This 1938 Crocker Small Tank was passed in with what is undoubtedly the lowest high bid on a Crocker for many a year - $280,000. It was estimated to sell for $300,000 to $350,000 so reserve price was only $20,000 away and the bike appeared in excellent original condition as it has been mechanically restored but with great care taken to preserve it's patina and highly original condition. If it's still available, just remember that there are only 72 Crockers extant. Mecum Auction Page Link
This 1938 Crocker Small Tank was passed in with what is undoubtedly the lowest high bid on a Crocker for many a year - $280,000. It was estimated to sell for $300,000 to $350,000 so reserve price was only $20,000 away and the bike appeared in excellent original condition as it has been mechanically restored but with great care taken to preserve it's patina and highly original condition. If it's still available, just remember that there are only 72 Crockers extant. Mecum Auction Page Link

Mecum Auction Page Link

This bike was passed in with what is undoubtedly the lowest high bid on a Crocker for the best part of a decade. It was estimated to sell for $300,000 to $350,000 so reserve price was only $20,000 away and the bike appeared in excellent original condition as it has been mechanically restored, but with great care taken to preserve it's patina and highly original condition. If it's still available, just remember that there are only 72 Crockers extant. Even our man at Monterey 2016, Angus MacKenzie, a car guy through and through, managed to get emotional over this bike. In need of a loving home.

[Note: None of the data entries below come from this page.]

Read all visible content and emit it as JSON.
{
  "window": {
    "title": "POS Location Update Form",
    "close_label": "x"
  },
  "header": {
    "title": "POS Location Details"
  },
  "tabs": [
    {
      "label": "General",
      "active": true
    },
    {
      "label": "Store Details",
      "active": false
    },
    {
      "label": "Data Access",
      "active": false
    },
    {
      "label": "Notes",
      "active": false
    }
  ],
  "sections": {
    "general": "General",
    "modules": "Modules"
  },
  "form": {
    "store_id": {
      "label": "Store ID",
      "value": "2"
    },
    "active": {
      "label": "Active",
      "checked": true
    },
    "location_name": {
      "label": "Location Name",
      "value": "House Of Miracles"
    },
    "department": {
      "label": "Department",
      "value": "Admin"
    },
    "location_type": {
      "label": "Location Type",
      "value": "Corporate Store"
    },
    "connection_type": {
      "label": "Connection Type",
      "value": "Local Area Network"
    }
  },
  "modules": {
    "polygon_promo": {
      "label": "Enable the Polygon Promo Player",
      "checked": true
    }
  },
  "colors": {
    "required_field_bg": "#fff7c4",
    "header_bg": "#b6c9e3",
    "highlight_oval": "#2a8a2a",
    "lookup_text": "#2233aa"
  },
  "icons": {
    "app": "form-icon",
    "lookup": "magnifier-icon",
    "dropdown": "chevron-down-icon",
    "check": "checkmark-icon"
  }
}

1 comment
GieseGeorge
Showing "High Bid" amounts on lots that did not meet reserves is mis-leading - we will never ever know what the last true high bid (if any) was on a lot with a reserve. This is because auctioneers frequently announce bids that simply don't exist below the reserve in an attempt to drum up interest or a real bid that might actually meet or exceed the reserve. It's very common, it's very legal and it's very misleading to those who don't know better.